» **Exercise requirements**
Pictures stay out; please output the remaining data exactly.

» **Material for the task**
'''

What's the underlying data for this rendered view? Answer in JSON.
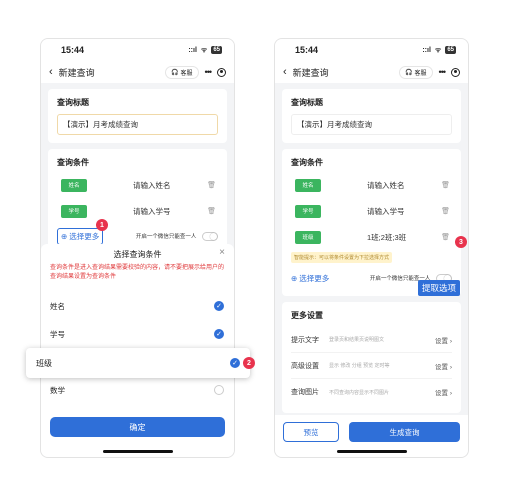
{
  "status": {
    "time": "15:44",
    "signal": "::ıl",
    "wifi": "ᯤ",
    "battery": "65"
  },
  "nav": {
    "back_icon": "‹",
    "title": "新建查询",
    "service_label": "客服",
    "service_icon": "headset-icon",
    "more_icon": "•••",
    "target_icon": "record-icon"
  },
  "query_title": {
    "heading": "查询标题",
    "value": "【演示】月考成绩查询"
  },
  "conditions": {
    "heading": "查询条件",
    "left_fields": [
      {
        "tag": "姓名",
        "value": "请输入姓名"
      },
      {
        "tag": "学号",
        "value": "请输入学号"
      }
    ],
    "right_fields": [
      {
        "tag": "姓名",
        "value": "请输入姓名"
      },
      {
        "tag": "学号",
        "value": "请输入学号"
      },
      {
        "tag": "班级",
        "value": "1班;2班;3班"
      }
    ],
    "select_more": "选择更多",
    "single_wechat": "开启一个微信只能查一人",
    "hint": "智能提示：可以将条件设置为下拉选择方式"
  },
  "modal": {
    "title": "选择查询条件",
    "close_icon": "×",
    "warning": "查询条件是进入查询结果需要校验的内容，请不要把展示给用户的查询结果设置为查询条件",
    "options": [
      {
        "label": "姓名",
        "checked": true
      },
      {
        "label": "学号",
        "checked": true
      },
      {
        "label": "班级",
        "checked": true
      },
      {
        "label": "数学",
        "checked": false
      }
    ],
    "confirm": "确定"
  },
  "extract_button": "提取选项",
  "badges": {
    "one": "1",
    "two": "2",
    "three": "3"
  },
  "more_settings": {
    "heading": "更多设置",
    "rows": [
      {
        "label": "提示文字",
        "desc": "登录页和结果页说明图文",
        "action": "设置"
      },
      {
        "label": "高级设置",
        "desc": "显示 修改 分组 预览 定时等",
        "action": "设置"
      },
      {
        "label": "查询图片",
        "desc": "不同查询内容显示不同图片",
        "action": "设置"
      }
    ]
  },
  "buttons": {
    "preview": "预览",
    "generate": "生成查询"
  },
  "colors": {
    "accent": "#2f6fd8",
    "tag_green": "#3bb55f",
    "badge_red": "#e8334d",
    "warning_red": "#e0393b"
  }
}
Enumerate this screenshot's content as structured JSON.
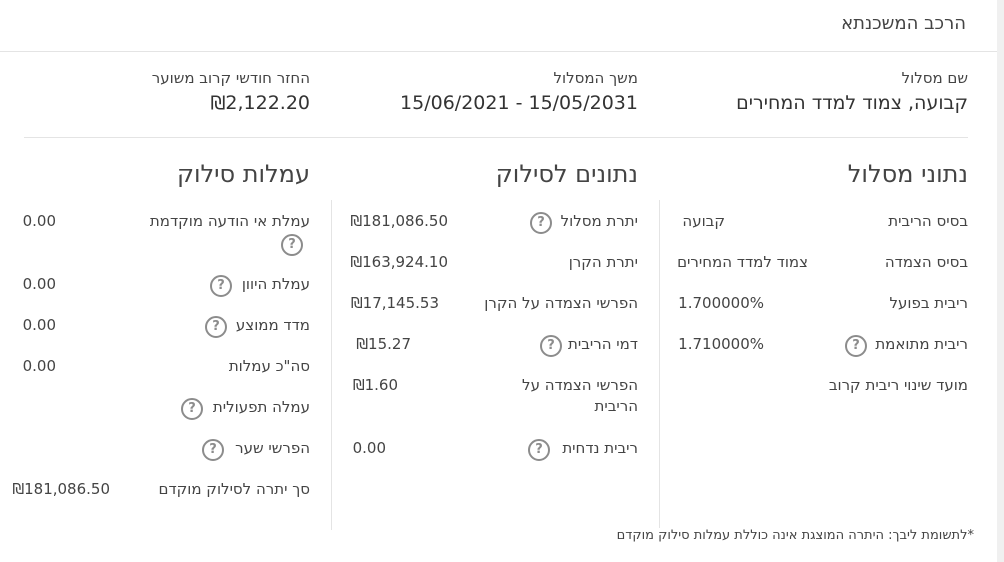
{
  "header": {
    "title": "הרכב המשכנתא"
  },
  "summary": {
    "track_name_label": "שם מסלול",
    "track_name_value": "קבועה, צמוד למדד המחירים",
    "duration_label": "משך המסלול",
    "duration_value": "15/06/2021 - 15/05/2031",
    "monthly_label": "החזר חודשי קרוב משוער",
    "monthly_value": "₪2,122.20"
  },
  "track_details": {
    "title": "נתוני מסלול",
    "rows": [
      {
        "label": "בסיס הריבית",
        "value": "קבועה",
        "help": false
      },
      {
        "label": "בסיס הצמדה",
        "value": "צמוד למדד המחירים",
        "help": false
      },
      {
        "label": "ריבית בפועל",
        "value": "1.700000%",
        "help": false
      },
      {
        "label": "ריבית מתואמת",
        "value": "1.710000%",
        "help": true
      },
      {
        "label": "מועד שינוי ריבית קרוב",
        "value": "",
        "help": false
      }
    ]
  },
  "payoff_data": {
    "title": "נתונים לסילוק",
    "rows": [
      {
        "label": "יתרת מסלול",
        "value": "₪181,086.50",
        "help": true
      },
      {
        "label": "יתרת הקרן",
        "value": "₪163,924.10",
        "help": false
      },
      {
        "label": "הפרשי הצמדה על הקרן",
        "value": "₪17,145.53",
        "help": false
      },
      {
        "label": "דמי הריבית",
        "value": "₪15.27",
        "help": true
      },
      {
        "label": "הפרשי הצמדה על הריבית",
        "value": "₪1.60",
        "help": false
      },
      {
        "label": "ריבית נדחית",
        "value": "0.00",
        "help": true
      }
    ]
  },
  "payoff_fees": {
    "title": "עמלות סילוק",
    "rows": [
      {
        "label": "עמלת אי הודעה מוקדמת",
        "value": "0.00",
        "help": true
      },
      {
        "label": "עמלת היוון",
        "value": "0.00",
        "help": true
      },
      {
        "label": "מדד ממוצע",
        "value": "0.00",
        "help": true
      },
      {
        "label": "סה\"כ עמלות",
        "value": "0.00",
        "help": false
      },
      {
        "label": "עמלה תפעולית",
        "value": "",
        "help": true
      },
      {
        "label": "הפרשי שער",
        "value": "",
        "help": true
      },
      {
        "label": "סך יתרה לסילוק מוקדם",
        "value": "₪181,086.50",
        "help": false
      }
    ]
  },
  "icons": {
    "help": "question-mark-icon",
    "help_glyph": "?"
  },
  "footnote": "*לתשומת ליבך: היתרה המוצגת אינה כוללת עמלות סילוק מוקדם"
}
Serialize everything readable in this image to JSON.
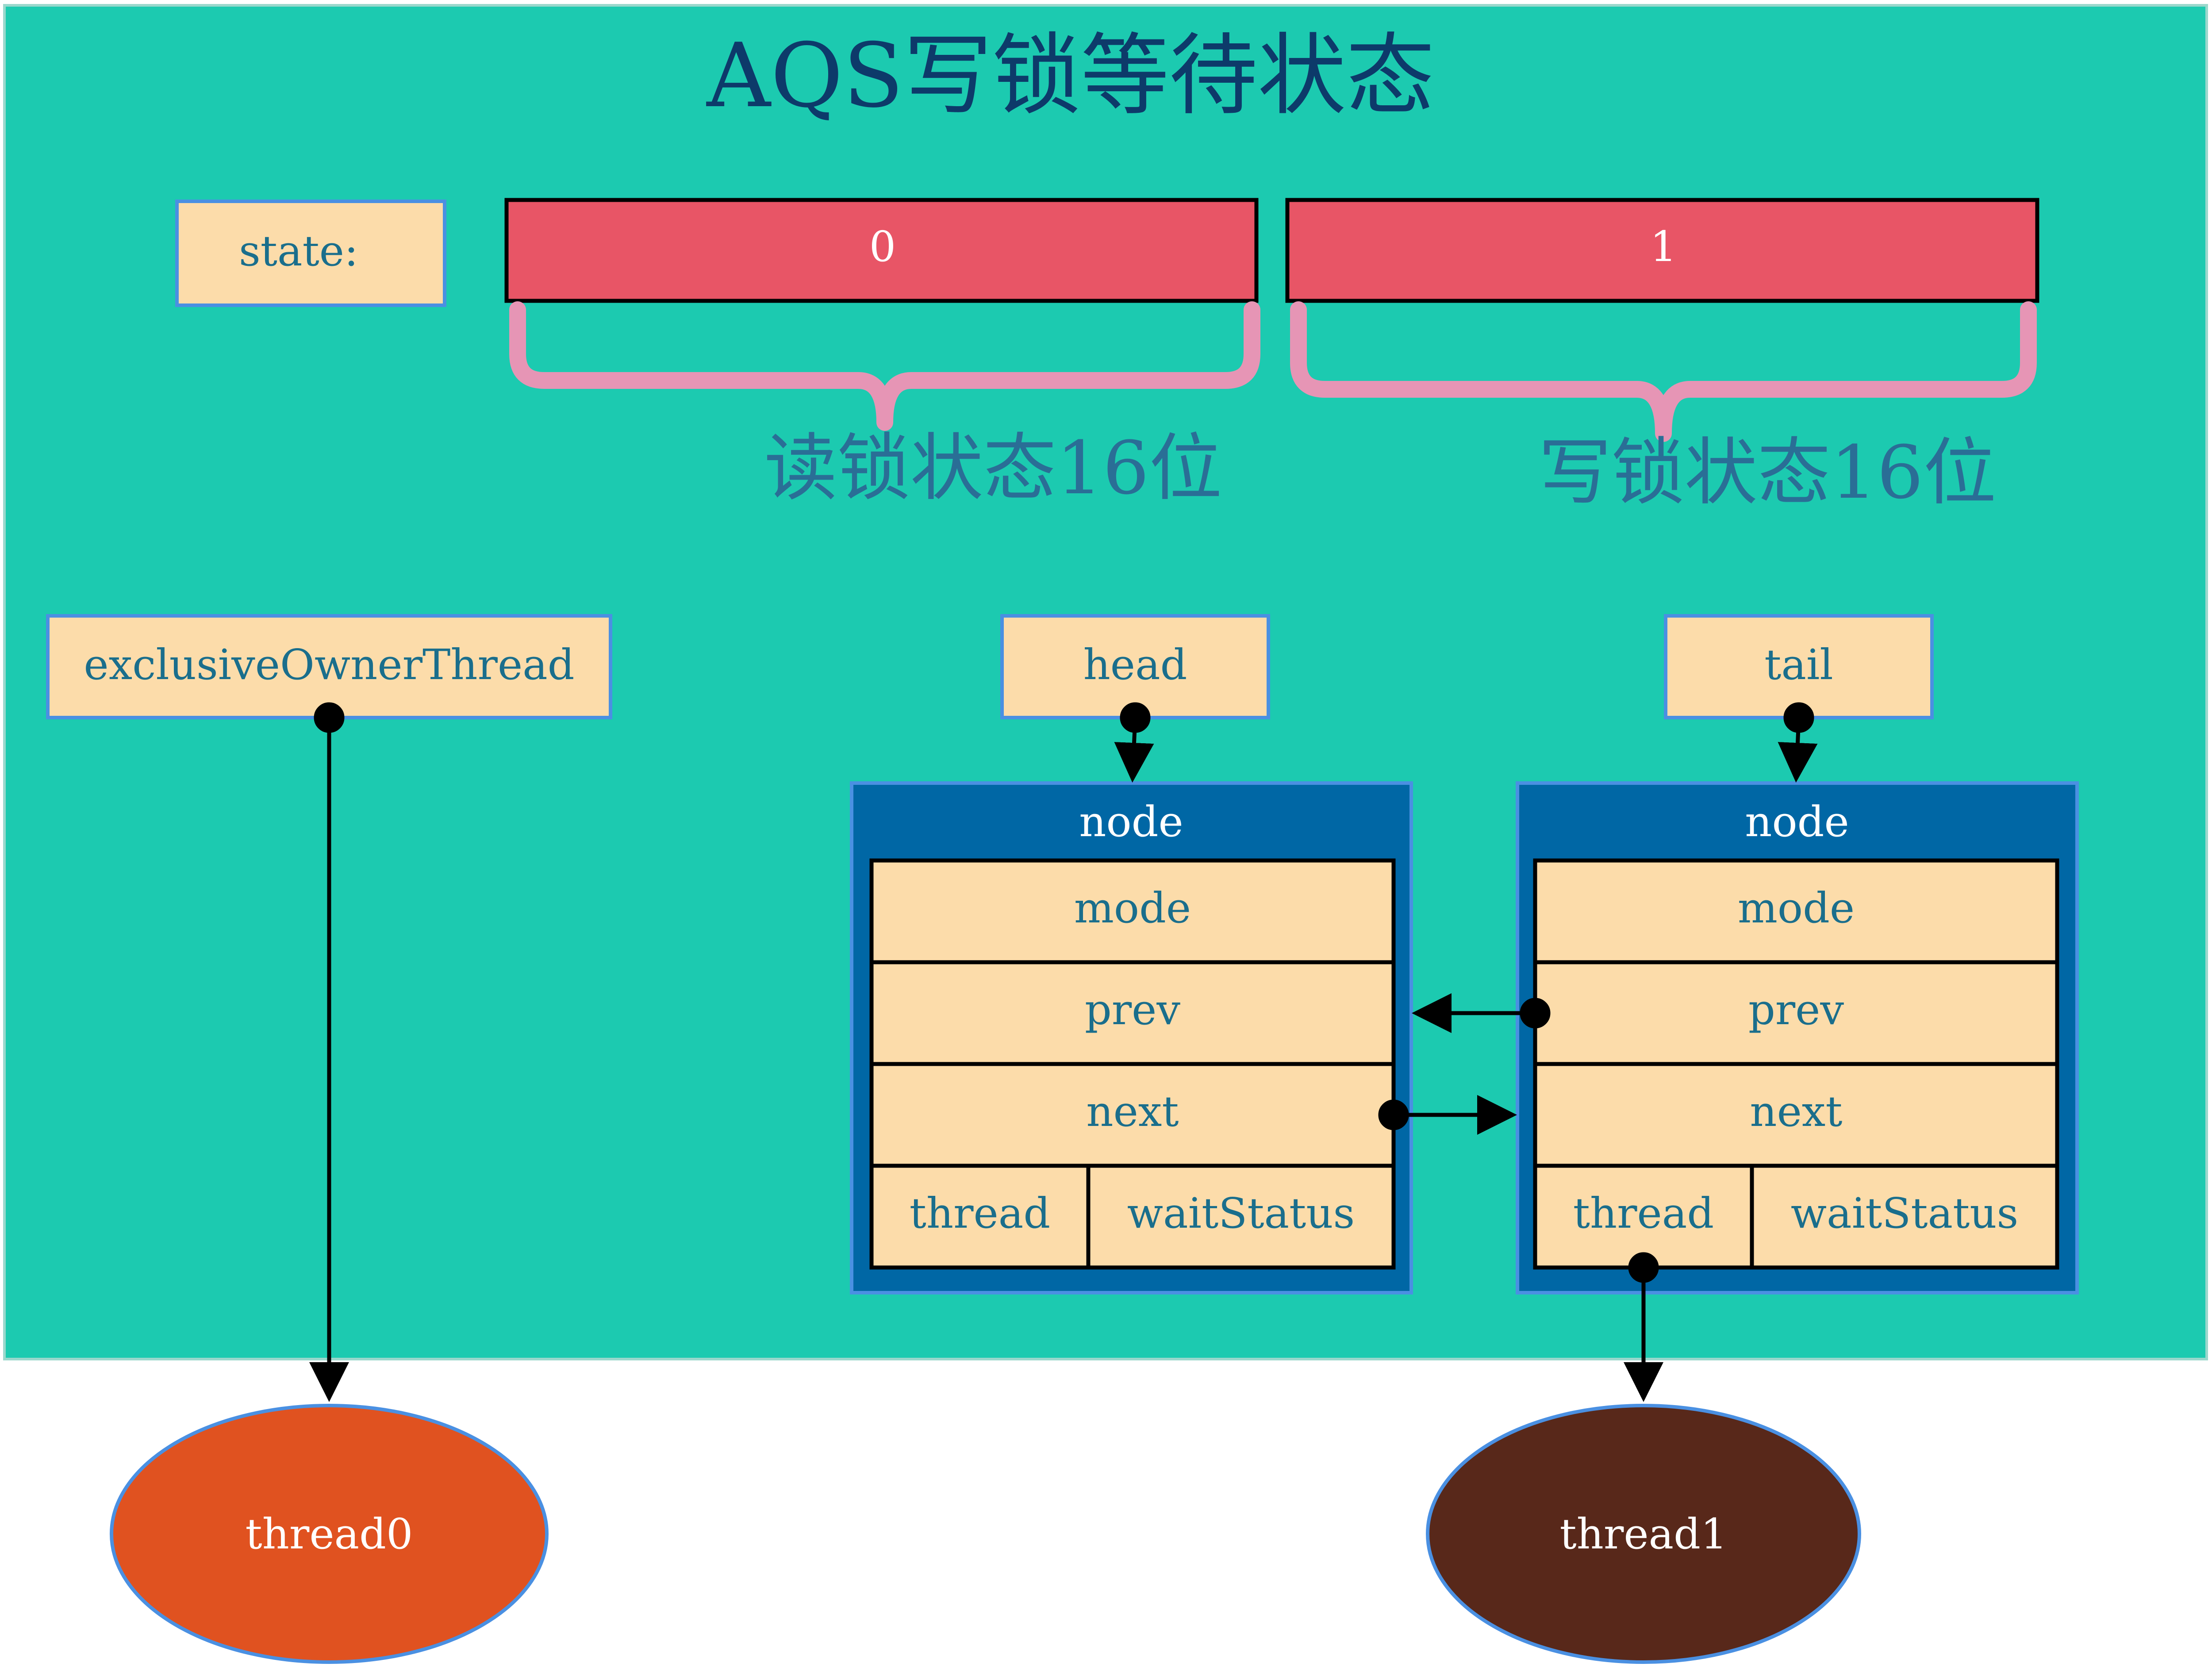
{
  "title": "AQS写锁等待状态",
  "state": {
    "label": "state:",
    "read_bits_value": "0",
    "write_bits_value": "1",
    "read_brace_label": "读锁状态16位",
    "write_brace_label": "写锁状态16位"
  },
  "fields": {
    "exclusive_owner": "exclusiveOwnerThread",
    "head": "head",
    "tail": "tail"
  },
  "nodes": [
    {
      "title": "node",
      "mode": "mode",
      "prev": "prev",
      "next": "next",
      "thread": "thread",
      "wait_status": "waitStatus"
    },
    {
      "title": "node",
      "mode": "mode",
      "prev": "prev",
      "next": "next",
      "thread": "thread",
      "wait_status": "waitStatus"
    }
  ],
  "threads": {
    "owner": "thread0",
    "waiting": "thread1"
  },
  "colors": {
    "background": "#1ccab0",
    "field_box": "#fcdcaa",
    "field_text": "#1a6e8c",
    "state_bar": "#e85566",
    "brace": "#e695b5",
    "node_frame": "#0067a5",
    "thread0": "#e05220",
    "thread1": "#58281a",
    "title_text": "#0d3a6a"
  }
}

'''

» **Exercise response**
What's the underlying data for this rendered view? Answer in JSON.
{
  "status": {
    "time": "15:44",
    "signal": "::ıl",
    "wifi": "ᯤ",
    "battery": "65"
  },
  "nav": {
    "back_icon": "‹",
    "title": "新建查询",
    "service_label": "客服",
    "service_icon": "headset-icon",
    "more_icon": "•••",
    "target_icon": "record-icon"
  },
  "query_title": {
    "heading": "查询标题",
    "value": "【演示】月考成绩查询"
  },
  "conditions": {
    "heading": "查询条件",
    "left_fields": [
      {
        "tag": "姓名",
        "value": "请输入姓名"
      },
      {
        "tag": "学号",
        "value": "请输入学号"
      }
    ],
    "right_fields": [
      {
        "tag": "姓名",
        "value": "请输入姓名"
      },
      {
        "tag": "学号",
        "value": "请输入学号"
      },
      {
        "tag": "班级",
        "value": "1班;2班;3班"
      }
    ],
    "select_more": "选择更多",
    "single_wechat": "开启一个微信只能查一人",
    "hint": "智能提示：可以将条件设置为下拉选择方式"
  },
  "modal": {
    "title": "选择查询条件",
    "close_icon": "×",
    "warning": "查询条件是进入查询结果需要校验的内容，请不要把展示给用户的查询结果设置为查询条件",
    "options": [
      {
        "label": "姓名",
        "checked": true
      },
      {
        "label": "学号",
        "checked": true
      },
      {
        "label": "班级",
        "checked": true
      },
      {
        "label": "数学",
        "checked": false
      }
    ],
    "confirm": "确定"
  },
  "extract_button": "提取选项",
  "badges": {
    "one": "1",
    "two": "2",
    "three": "3"
  },
  "more_settings": {
    "heading": "更多设置",
    "rows": [
      {
        "label": "提示文字",
        "desc": "登录页和结果页说明图文",
        "action": "设置"
      },
      {
        "label": "高级设置",
        "desc": "显示 修改 分组 预览 定时等",
        "action": "设置"
      },
      {
        "label": "查询图片",
        "desc": "不同查询内容显示不同图片",
        "action": "设置"
      }
    ]
  },
  "buttons": {
    "preview": "预览",
    "generate": "生成查询"
  },
  "colors": {
    "accent": "#2f6fd8",
    "tag_green": "#3bb55f",
    "badge_red": "#e8334d",
    "warning_red": "#e0393b"
  }
}
Enumerate this screenshot's content as structured JSON.
{
  "header": {
    "title": "הרכב המשכנתא"
  },
  "summary": {
    "track_name_label": "שם מסלול",
    "track_name_value": "קבועה, צמוד למדד המחירים",
    "duration_label": "משך המסלול",
    "duration_value": "15/06/2021 - 15/05/2031",
    "monthly_label": "החזר חודשי קרוב משוער",
    "monthly_value": "₪2,122.20"
  },
  "track_details": {
    "title": "נתוני מסלול",
    "rows": [
      {
        "label": "בסיס הריבית",
        "value": "קבועה",
        "help": false
      },
      {
        "label": "בסיס הצמדה",
        "value": "צמוד למדד המחירים",
        "help": false
      },
      {
        "label": "ריבית בפועל",
        "value": "1.700000%",
        "help": false
      },
      {
        "label": "ריבית מתואמת",
        "value": "1.710000%",
        "help": true
      },
      {
        "label": "מועד שינוי ריבית קרוב",
        "value": "",
        "help": false
      }
    ]
  },
  "payoff_data": {
    "title": "נתונים לסילוק",
    "rows": [
      {
        "label": "יתרת מסלול",
        "value": "₪181,086.50",
        "help": true
      },
      {
        "label": "יתרת הקרן",
        "value": "₪163,924.10",
        "help": false
      },
      {
        "label": "הפרשי הצמדה על הקרן",
        "value": "₪17,145.53",
        "help": false
      },
      {
        "label": "דמי הריבית",
        "value": "₪15.27",
        "help": true
      },
      {
        "label": "הפרשי הצמדה על הריבית",
        "value": "₪1.60",
        "help": false
      },
      {
        "label": "ריבית נדחית",
        "value": "0.00",
        "help": true
      }
    ]
  },
  "payoff_fees": {
    "title": "עמלות סילוק",
    "rows": [
      {
        "label": "עמלת אי הודעה מוקדמת",
        "value": "0.00",
        "help": true
      },
      {
        "label": "עמלת היוון",
        "value": "0.00",
        "help": true
      },
      {
        "label": "מדד ממוצע",
        "value": "0.00",
        "help": true
      },
      {
        "label": "סה\"כ עמלות",
        "value": "0.00",
        "help": false
      },
      {
        "label": "עמלה תפעולית",
        "value": "",
        "help": true
      },
      {
        "label": "הפרשי שער",
        "value": "",
        "help": true
      },
      {
        "label": "סך יתרה לסילוק מוקדם",
        "value": "₪181,086.50",
        "help": false
      }
    ]
  },
  "icons": {
    "help": "question-mark-icon",
    "help_glyph": "?"
  },
  "footnote": "*לתשומת ליבך: היתרה המוצגת אינה כוללת עמלות סילוק מוקדם"
}
Serialize everything readable in this image to JSON.
{
  "title": "AQS写锁等待状态",
  "state": {
    "label": "state:",
    "read_bits_value": "0",
    "write_bits_value": "1",
    "read_brace_label": "读锁状态16位",
    "write_brace_label": "写锁状态16位"
  },
  "fields": {
    "exclusive_owner": "exclusiveOwnerThread",
    "head": "head",
    "tail": "tail"
  },
  "nodes": [
    {
      "title": "node",
      "mode": "mode",
      "prev": "prev",
      "next": "next",
      "thread": "thread",
      "wait_status": "waitStatus"
    },
    {
      "title": "node",
      "mode": "mode",
      "prev": "prev",
      "next": "next",
      "thread": "thread",
      "wait_status": "waitStatus"
    }
  ],
  "threads": {
    "owner": "thread0",
    "waiting": "thread1"
  },
  "colors": {
    "background": "#1ccab0",
    "field_box": "#fcdcaa",
    "field_text": "#1a6e8c",
    "state_bar": "#e85566",
    "brace": "#e695b5",
    "node_frame": "#0067a5",
    "thread0": "#e05220",
    "thread1": "#58281a",
    "title_text": "#0d3a6a"
  }
}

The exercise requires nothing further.